Constitutions, conference reports, pamphlets, leaflets, posters, speeches, letters, newsletters, journals and miscellaneous election materials from 1925, issued at national, local and youth level by the Alliance (New Zealand), the Citizens' Association (Wellington), the Communist Party of Aotearoa, the Communist Party of New Zealand, the Communist Party of New Zealand (Marxist-Leninist), the Communist Party of New Zealand Wellington District Committee, the Imperial British Conservative Party, the New Zealand Labour Party, the New Zealand Labour Party Youth Advisory Council, the National Front (New Zealand), the National Gay Rights Coalition of New Zealand, the Nationalist Workers' Party (New Zealand), the New Labour Party (New Zealand), the New Zealand Christian Democratic Union Party, the New Zealand National Party, the New Zealand Party, the New Zealand Social Credit Political League (Inc.), the New Zealand Socialist Unity Party, the New Zealand Spartacist League, the New Zealand Values Party, the Social Credit Party (New Zealand), the Socialist Action League (New Zealand), A Women's Liberation Group, the Workers' Communist League of New Zealand, and the Young Socialists (N.Z.).
New Zealand: Political Parties Material
- This material is held at
- ReferenceGB 101 PP.NZ
- Dates of Creation1925-
- Name of Creator
- Language of MaterialEnglish Maori
- Physical Description11 boxes
Scope and Content
Administrative / Biographical History
Post-war materials predominate in this collection, with the majority of the items dating from the 1960s-1980s. Both main electoral parties (the New Zealand Labour Party and the New Zealand National Party) feature significantly, with the most notable of the issues contested being the economy, especially from the 1970s as world events began to intrude upon New Zealand's previous policy of protectionism, and foreign affairs. The latter provided the largest gap between Labour and the Nationals, the latter continuing to orient policy towards America and the West whilst the former withdrew troops from Vietnam, forced the cancellation of the 1973 Springboks tour and displayed persistent opposition to French nuclear testing in the Pacific. That nuclear technology and other environmental issues were becoming significant political factors in New Zealand in the 1970s is shown by the rise of the Values Party. Although brief this represented the first instance worldwide of a 'green party' commanding significant mass support. Also represented here is the Social Credit Party and its precursor, the Social Credit Political League, adhering to the C.H. Douglas doctrine of cheap money and constituting New Zealand's third party from the 1950s onwards. Outside the realm of electoral politics there are a variety of items produced by right-wing parties of various seriousness, including the National Front and the Imperial British Conservative Party, and a large collection of materials produced by various incarnations of the New Zealand Communist Party. The decision of the latter to take China's side in its dispute with the Soviet Union led to the formation of the Socialist Unity Party in 1966, and another splinter group, the pro-Chinese New Zealand Communist Party (Marxist-Leninist) emerged after the mother party transferred its allegiance to Hoxha's Albania after the death of Mao in 1976. All of these labyrinthine quarrels are reproduced here.

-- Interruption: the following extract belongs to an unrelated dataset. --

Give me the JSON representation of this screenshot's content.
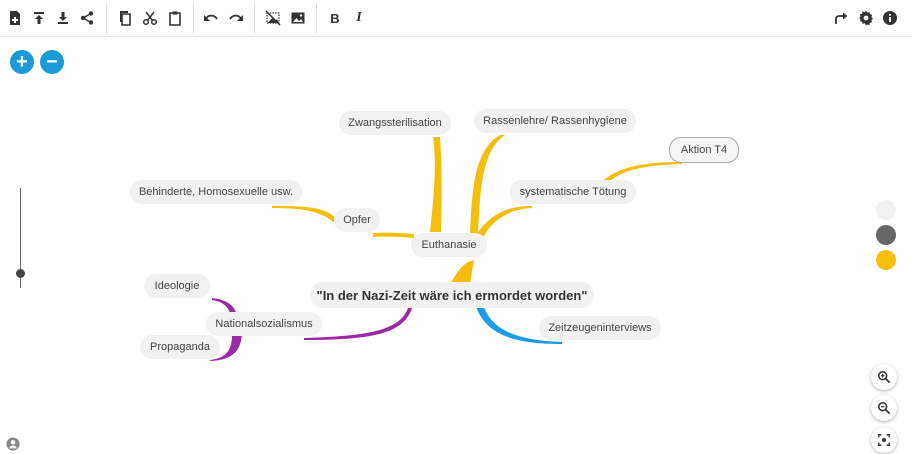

Alphabetically by party, and then in rough chronological order.
Conditions Governing Access
Open to all for research purposes; access is free for anyone in higher education.
Institute of Commonwealth Studies
Other Finding Aids
Records at item level on library catalogue (SASCAT)
Description compiled by Daniel Millum, Political Archives Project Officer at the Institutes of Commonwealth and Latin American Studies.
Conditions Governing Use
Copies can usually be obtained - apply to library staff.
The Commonwealth Political Parties Materials collection was begun in 1960-61, with special emphasis being placed then, as now, on "primary material such as party constitutions, policy statements, convention reports and election manifestos." (ICS, Twelfth Annual Report 1960-1961). Since then, the main method of gathering material has been to appeal directly to political parties throughout the Commonwealth, though contributions from Institute members and staff following visits to relevant countries have been significant. More recently material has been collected by means of downloading documents from the websites of the major parties.
Further accruals are expected, some in electronic form.